“It is such a pleasure to see you accept our invitation, Reverend. Do I’d be delighted if you partook of our humble confectionaries.” Here she gestured languidly towards the cakes in the centre of the room. “They are home-made, and quite delicious.”

“ Oh, erm... I couldn’t possibly, Miss Tunnicliffe, I wouldn’t want to intrude on your hospitality.” Maxwell’s mutters were barely perceptible, directed at the floor, but Lydia just smiled wider, like a shark underneath an uncertain swimmer.

“Then perhaps,” she said, leaning forward towards the reverend and, daringly, moving her leg so that a fleeting glimpse of ankle was displayed, “you desire a different treat?”

Louisa smiled as Maxwell turned the same shade of puce as Berenice, and set about turning his dog collar even greyer. It had been a good day so far; her daughters were in complete control of her evidently intimidated guests, and Louisa was content.

But Louisa’s tranquillity was soon rudely interrupted. The gardener, having finished trimming the row of privet hedges so they resembled the merlons and crenellations of Buckingham Palace, had trudged up to the conservatory window, red and sweaty with success. Grey hair framed his dirt-smeared face, which perched above his thickset neck like a scrunched-up paper ball on an upturned wastepaper basket. The inhabitants of the conservatory stared, frozen into a rictus of unbelieving horror, as, beaming, he rubbed his work-worn hands over his threadbare brown coat, humming a half-forgotten melody. His boots dug into the grass, heavy and black. Then, after a quick wipe of the hand over the nose to dispel any lingering trace of mucus, he raised one grimy knuckle and rapped hard on the window.

Uproar ensued. Only Crichton, in his stiff black butlering garb, remained impassive; this should come as no surprise, of course, as good butlers are always totally unflappable, and Crichton was a very good butler indeed. As for the rest of the inhabitants, however... well, none of them were butlers. The Chuffersleigh sisters both screamed frightfully, doing nothing to improve their porcine images; Louise and Lydia swivelled in their seats like hawks catching sight of a rabbit and glared at the muddied figure standing proudly at the window; Maxwell, who had been about to take a swig of his tea, managed to miss his mouth and pour hot liquid all over his lap (not that this should too badly curtail the social life of a vicar). For her part, Louisa was furious, and rose up from her chair like a Fury ready to rip Orestes a new orifice.
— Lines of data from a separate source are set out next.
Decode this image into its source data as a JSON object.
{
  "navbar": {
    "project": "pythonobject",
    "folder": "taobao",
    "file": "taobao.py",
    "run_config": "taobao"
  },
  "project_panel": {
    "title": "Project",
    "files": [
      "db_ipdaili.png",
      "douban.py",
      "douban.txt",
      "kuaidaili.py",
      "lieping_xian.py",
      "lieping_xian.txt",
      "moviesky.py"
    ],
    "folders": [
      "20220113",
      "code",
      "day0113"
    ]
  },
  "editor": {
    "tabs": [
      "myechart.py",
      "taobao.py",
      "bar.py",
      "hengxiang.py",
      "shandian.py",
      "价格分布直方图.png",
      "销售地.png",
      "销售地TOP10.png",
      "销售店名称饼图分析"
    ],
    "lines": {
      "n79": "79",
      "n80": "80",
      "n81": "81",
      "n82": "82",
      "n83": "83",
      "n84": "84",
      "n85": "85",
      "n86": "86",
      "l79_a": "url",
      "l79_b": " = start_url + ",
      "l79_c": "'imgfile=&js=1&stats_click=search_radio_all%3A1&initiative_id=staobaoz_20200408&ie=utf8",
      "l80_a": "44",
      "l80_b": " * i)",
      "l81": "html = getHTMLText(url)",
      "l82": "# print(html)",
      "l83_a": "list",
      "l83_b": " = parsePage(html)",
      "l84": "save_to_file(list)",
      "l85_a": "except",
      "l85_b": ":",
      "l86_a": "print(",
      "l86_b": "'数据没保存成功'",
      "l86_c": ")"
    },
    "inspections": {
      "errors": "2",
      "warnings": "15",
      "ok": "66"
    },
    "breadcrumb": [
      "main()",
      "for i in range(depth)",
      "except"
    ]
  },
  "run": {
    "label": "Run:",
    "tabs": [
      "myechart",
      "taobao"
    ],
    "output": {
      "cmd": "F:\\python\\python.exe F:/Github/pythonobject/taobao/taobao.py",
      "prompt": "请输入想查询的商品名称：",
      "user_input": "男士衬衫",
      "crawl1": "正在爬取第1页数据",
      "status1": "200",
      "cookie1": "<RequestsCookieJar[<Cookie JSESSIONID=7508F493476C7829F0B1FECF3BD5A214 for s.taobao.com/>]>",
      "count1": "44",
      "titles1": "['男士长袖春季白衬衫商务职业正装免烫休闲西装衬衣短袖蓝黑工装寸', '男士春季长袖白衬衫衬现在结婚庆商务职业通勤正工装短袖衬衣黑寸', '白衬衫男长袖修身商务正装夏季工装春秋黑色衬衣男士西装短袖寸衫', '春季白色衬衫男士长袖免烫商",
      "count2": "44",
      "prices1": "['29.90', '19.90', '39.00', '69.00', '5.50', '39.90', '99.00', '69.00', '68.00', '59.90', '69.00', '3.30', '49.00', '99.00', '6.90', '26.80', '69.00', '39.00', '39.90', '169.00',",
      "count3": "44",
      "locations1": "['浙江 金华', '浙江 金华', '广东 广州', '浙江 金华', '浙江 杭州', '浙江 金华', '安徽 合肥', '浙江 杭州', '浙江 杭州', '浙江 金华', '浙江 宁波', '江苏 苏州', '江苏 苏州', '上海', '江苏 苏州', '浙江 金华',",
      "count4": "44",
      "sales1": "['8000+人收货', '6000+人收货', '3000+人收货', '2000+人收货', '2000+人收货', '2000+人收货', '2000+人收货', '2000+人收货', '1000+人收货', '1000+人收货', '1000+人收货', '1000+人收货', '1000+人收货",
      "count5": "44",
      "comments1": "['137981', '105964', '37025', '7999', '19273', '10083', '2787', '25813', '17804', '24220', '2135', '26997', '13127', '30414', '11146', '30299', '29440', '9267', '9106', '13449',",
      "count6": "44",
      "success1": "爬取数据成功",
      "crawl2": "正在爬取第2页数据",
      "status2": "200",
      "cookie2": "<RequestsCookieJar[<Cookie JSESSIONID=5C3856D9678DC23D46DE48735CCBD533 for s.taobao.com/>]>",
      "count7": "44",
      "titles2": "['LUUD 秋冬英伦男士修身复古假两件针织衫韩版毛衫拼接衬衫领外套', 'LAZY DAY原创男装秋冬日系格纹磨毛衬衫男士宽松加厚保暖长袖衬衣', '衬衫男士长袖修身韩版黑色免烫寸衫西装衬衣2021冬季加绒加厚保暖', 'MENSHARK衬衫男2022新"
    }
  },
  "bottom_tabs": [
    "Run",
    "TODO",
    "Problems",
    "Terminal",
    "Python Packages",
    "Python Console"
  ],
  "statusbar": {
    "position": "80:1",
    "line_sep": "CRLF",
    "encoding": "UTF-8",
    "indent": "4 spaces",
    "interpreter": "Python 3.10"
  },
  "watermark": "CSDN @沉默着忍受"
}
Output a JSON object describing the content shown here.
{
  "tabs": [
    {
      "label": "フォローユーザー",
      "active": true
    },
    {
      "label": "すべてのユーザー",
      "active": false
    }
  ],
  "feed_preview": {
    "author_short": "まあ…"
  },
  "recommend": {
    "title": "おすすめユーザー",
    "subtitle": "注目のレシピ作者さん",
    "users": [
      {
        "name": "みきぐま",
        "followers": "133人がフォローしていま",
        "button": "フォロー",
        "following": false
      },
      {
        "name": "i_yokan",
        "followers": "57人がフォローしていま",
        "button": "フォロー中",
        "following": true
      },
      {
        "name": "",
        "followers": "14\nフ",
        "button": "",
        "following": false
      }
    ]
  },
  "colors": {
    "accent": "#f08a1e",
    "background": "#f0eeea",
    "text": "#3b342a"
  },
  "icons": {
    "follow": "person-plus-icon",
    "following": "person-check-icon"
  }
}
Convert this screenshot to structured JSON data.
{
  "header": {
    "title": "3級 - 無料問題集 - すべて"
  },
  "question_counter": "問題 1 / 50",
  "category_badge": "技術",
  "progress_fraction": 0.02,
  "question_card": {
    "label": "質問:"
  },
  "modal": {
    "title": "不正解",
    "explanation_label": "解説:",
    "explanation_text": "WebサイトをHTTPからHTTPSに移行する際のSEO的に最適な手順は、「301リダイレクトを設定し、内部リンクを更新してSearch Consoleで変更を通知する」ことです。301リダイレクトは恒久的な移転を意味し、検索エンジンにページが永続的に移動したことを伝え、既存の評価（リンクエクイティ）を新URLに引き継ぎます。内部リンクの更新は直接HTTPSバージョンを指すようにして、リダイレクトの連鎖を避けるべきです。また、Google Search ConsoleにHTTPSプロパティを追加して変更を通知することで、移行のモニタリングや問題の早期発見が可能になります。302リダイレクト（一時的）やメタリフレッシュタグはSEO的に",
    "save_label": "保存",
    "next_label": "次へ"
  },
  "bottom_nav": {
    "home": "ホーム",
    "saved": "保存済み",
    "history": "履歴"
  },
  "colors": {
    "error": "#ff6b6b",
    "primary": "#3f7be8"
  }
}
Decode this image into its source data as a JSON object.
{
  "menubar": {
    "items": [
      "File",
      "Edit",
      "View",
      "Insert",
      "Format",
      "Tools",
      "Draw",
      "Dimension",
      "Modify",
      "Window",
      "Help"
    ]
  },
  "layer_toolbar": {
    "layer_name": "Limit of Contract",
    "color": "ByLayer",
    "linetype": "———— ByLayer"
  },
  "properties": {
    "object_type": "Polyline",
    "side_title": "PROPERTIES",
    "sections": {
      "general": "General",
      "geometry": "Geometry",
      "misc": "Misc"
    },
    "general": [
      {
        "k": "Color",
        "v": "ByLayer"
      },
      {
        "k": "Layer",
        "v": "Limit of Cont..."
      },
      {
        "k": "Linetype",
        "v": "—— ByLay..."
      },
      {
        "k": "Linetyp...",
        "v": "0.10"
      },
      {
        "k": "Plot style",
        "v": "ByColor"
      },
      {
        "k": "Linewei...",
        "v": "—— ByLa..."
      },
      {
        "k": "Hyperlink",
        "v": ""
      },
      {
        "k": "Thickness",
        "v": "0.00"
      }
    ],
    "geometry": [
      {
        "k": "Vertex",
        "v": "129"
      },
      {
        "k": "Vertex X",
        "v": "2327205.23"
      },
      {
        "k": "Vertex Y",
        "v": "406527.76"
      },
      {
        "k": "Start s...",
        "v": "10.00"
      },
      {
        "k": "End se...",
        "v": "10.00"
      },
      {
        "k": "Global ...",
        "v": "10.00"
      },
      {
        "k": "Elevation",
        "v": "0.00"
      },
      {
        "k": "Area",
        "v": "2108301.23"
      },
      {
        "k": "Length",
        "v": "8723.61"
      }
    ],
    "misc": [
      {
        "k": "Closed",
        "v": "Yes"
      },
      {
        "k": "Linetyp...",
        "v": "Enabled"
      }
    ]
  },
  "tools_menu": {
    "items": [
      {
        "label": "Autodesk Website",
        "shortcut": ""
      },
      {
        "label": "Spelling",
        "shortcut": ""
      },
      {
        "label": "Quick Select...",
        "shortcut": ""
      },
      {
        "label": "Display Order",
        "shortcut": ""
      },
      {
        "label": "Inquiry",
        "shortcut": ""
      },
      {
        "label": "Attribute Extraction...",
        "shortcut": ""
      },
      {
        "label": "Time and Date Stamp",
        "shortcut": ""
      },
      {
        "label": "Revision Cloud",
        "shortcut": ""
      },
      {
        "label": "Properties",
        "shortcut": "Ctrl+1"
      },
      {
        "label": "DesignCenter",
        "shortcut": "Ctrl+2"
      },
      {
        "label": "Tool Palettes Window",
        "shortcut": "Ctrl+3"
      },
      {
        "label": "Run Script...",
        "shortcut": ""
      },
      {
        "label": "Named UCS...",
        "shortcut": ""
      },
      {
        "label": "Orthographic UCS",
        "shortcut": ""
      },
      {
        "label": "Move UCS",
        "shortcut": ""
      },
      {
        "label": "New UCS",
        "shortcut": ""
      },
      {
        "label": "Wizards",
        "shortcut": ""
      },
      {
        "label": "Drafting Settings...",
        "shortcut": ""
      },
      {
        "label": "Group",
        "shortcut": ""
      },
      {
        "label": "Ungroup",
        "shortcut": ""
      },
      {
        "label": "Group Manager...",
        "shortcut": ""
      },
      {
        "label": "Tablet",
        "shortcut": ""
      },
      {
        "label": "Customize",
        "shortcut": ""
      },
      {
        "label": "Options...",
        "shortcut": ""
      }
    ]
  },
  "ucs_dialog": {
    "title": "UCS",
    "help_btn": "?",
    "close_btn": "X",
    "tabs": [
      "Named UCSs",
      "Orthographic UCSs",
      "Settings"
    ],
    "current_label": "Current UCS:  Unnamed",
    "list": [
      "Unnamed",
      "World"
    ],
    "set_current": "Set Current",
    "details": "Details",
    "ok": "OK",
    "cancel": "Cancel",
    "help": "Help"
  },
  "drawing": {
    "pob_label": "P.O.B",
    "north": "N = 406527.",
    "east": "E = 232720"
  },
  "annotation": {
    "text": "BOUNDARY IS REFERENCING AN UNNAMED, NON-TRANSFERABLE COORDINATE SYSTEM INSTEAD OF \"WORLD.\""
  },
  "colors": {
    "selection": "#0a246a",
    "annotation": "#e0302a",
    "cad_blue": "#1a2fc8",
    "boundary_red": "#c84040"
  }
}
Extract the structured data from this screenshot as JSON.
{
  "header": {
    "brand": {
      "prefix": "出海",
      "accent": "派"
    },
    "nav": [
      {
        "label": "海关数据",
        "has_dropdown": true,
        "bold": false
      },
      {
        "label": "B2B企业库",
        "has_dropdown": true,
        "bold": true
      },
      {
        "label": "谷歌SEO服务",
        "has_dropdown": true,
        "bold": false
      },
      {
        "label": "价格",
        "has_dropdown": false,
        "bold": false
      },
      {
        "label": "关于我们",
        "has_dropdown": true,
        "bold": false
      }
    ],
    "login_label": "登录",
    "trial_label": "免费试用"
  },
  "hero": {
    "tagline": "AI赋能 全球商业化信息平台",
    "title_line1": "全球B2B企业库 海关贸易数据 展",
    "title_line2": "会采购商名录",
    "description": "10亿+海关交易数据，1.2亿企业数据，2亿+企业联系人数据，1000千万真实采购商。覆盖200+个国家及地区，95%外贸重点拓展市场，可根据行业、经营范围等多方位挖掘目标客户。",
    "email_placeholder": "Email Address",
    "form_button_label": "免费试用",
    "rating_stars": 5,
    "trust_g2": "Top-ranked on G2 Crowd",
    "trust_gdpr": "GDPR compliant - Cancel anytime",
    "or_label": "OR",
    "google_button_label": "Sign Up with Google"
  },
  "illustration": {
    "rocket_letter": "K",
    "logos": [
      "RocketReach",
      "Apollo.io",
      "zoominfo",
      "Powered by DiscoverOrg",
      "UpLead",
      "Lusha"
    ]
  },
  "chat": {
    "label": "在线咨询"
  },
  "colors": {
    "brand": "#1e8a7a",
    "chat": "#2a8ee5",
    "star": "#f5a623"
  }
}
She strode over to the window, her dress playing out behind her in waves as inexorable as those of the sea. The effect was only slightly spoiled as they caught the table and knocked the cakes and platter to the flaw; but strong-minded as ever, Louisa didn’t even notice.

The window was raised, and the gardener’s smile became fixed as the rest of his face retreated rapidly.
“How dare you! How dare you come up to the house, you wretched, uncouth man! I don’t know why I ever employed you, you heathen oaf! Get out of my sight this instant!”

Exhausted from her overuse of exclamation marks, she turned again and sat back in her chair, a single strand of hair falling out of place and over her face. The gardener stood shocked for an instant, then, his smile now resembling a death mask, walked back across the pristine lawn towards the coppice of trees which lay at the back of the garden.

The drama over, normality was restored. Everyone returned to their state of expectant inertia, except for Crichton, who began to mop up a still shaken Maxwell.

“I really am most dreadfully sorry,” said the Reverend. “I can’t think what came over me...”

“No matter, sir. I am used to serving people with drinking problems.” Crichton replied, and then, impassively, resumed his vigil over the proceedings. If you looked closely, however, you might see in his eyes, beneath their empty, glassy stare, a slight hint of derision, and an even fainter hint of suspicion as he watched the gardener break into a fast trot over the grass.